His grandmother opined that “he was too clever and too much the boss at that Brighton school”.
He was a bumptious, precocious, moody child, and at his previous school, in Ascot, he had kicked the headmaster’s straw hat to pieces. So his parents removed him to a gentler, less pretentious (even unnamed) establishment, in Hove. This was run by two unmarried ladies, Kate and Charlotte Thomson, at 29-30 Brunswick Road.
Winston Churchill was nine when he arrived there in October 1884. Looking back, he recalled “an element of kindness and of sympathy which I had found conspicuously lacking in my first experiences.

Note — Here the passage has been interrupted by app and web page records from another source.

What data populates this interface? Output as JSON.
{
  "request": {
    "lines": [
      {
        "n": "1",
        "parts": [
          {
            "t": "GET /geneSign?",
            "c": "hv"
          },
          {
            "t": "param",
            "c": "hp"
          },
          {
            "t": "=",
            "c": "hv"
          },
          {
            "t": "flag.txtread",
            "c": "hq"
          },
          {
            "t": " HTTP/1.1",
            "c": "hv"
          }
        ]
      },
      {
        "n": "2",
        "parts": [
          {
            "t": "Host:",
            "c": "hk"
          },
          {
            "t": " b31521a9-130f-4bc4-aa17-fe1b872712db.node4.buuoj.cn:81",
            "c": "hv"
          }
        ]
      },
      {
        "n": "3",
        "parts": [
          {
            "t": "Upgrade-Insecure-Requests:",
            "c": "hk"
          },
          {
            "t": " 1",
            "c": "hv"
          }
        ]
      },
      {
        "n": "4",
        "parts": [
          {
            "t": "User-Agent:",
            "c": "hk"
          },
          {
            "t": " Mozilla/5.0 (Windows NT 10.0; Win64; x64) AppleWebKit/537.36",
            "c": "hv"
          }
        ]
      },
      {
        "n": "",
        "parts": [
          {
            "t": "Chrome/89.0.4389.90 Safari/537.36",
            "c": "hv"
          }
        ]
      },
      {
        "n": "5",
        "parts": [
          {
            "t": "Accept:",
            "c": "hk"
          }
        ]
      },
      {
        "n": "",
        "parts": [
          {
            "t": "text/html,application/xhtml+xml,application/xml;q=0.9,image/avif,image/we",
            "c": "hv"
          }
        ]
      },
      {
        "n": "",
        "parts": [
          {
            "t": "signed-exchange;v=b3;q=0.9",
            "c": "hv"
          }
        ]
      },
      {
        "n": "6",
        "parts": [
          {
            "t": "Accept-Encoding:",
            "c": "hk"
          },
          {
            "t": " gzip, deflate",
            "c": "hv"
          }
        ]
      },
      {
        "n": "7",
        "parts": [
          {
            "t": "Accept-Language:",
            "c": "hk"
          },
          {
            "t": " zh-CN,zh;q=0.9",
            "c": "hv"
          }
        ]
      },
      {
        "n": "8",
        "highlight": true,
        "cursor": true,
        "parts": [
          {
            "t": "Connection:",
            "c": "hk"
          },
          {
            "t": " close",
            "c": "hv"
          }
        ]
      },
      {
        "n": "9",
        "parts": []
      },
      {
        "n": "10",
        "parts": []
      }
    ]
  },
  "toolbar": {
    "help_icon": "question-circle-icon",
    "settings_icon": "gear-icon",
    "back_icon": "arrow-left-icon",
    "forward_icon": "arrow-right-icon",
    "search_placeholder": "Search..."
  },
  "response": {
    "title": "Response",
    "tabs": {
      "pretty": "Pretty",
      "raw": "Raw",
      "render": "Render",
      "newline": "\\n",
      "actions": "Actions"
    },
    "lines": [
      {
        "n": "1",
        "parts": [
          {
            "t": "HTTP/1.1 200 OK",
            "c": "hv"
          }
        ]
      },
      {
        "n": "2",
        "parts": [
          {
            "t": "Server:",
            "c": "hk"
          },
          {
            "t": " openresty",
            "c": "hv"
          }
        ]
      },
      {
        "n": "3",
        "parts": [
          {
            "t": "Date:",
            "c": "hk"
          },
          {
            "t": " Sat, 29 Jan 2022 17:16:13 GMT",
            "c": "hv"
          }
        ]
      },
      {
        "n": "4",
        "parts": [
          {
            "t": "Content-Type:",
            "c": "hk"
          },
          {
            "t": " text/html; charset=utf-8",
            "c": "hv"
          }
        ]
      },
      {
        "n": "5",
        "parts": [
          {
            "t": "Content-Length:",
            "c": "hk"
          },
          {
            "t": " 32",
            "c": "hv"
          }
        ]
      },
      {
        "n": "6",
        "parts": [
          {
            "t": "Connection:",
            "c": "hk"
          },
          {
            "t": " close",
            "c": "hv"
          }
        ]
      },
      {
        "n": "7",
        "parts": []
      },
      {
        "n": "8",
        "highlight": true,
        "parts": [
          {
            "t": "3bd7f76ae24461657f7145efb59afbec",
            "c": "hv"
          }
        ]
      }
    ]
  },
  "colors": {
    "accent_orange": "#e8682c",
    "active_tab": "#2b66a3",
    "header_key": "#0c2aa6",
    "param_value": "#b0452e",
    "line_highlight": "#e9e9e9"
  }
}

At this school I was allowed to learn things which interested me: French, history, lots of poetry by heart, and above all riding and swimming.”
All went well until mid-December, when there was an incident during a drawing exam, when the boy next to him stabbed him in the chest with a penknife, nearly ending prematurely the future prime minister’s life.
Although it was the other boy who was removed from the school, he was only reacting in self-defence to Winston’s gratuitous belligerence. Miss Charlotte wrote to Lady Churchill that it was “necessary to impress upon these young boys the necessity of their learning to govern their passionate impulses”.
Winston collected stamps, sold his father’s autograph to the other boys, went on the Volks Electric Railway - where the driver said Lord Randolph deserved to be prime minister - and when one of the other boys photographed him in a natty bowler hat, he ordered 24 copies. (The Thomsons usually supervised letters home, but in a private letter he demotically begged his mother to send “half a quid or 10 bob, if you know what that is”, to cover the cost.)
In March 1886 his life again nearly ended prematurely, when he caught pneumonia. Fortunately, the family’s doctor, Dr Robson Roose, practised locally (it was he who had recommended the school in the first place; his son Bertie is the only other pupil named in Winston’s letters home), and his prompt care saved him.
Dr Roose stayed in the next room during the crisis, monitoring his patient: “Temp. 104.3, right lung generally involved, left lung of course feeling its extra work”, he informed the parents in his first bulletin. (In My Early Life, Churchill incorrectly recalls “double pneumonia”.)
Next day: “We are still fighting the battle for your boy. Your boy on his perilous path is holding his own well”. The next: “We have had very anxious night. The left lung still uninvolved. The delirium I hope may soon cease. Your boy is making a wonderful fight.”
Weeks of convalescence followed, but by November he came top of the school in gymnastics, and felt fitter than before the illness. He complained his parents rarely visited him - even when his father was in Brighton on business - but when Lord Randolph did call, in December 1887, the school was allowed a half-holiday. Intensely proud of his father, he was upset by a caricature of him at a Brighton pantomime, turning on a laughing spectator with “Stop that row, you snub-nosed radical!” His father rewarded him with a sovereign.
The school attended service at the Chapel Royal, and when everyone else, sitting “in pews which ran north and south”, faced east for the creed, he refused to turn, as a matter of principle. No one commented, but next time they sat in pews facing east. “It was thoughtful and ingenious of these old ladies” (they were actually in their 30s or early 40s) “to have treated my scruples so tenderly.”
His grandmother opined in early 1888 that “he was too clever and too much the boss at that Brighton school”, and after one final term, aged 13, he graduated to Harrow.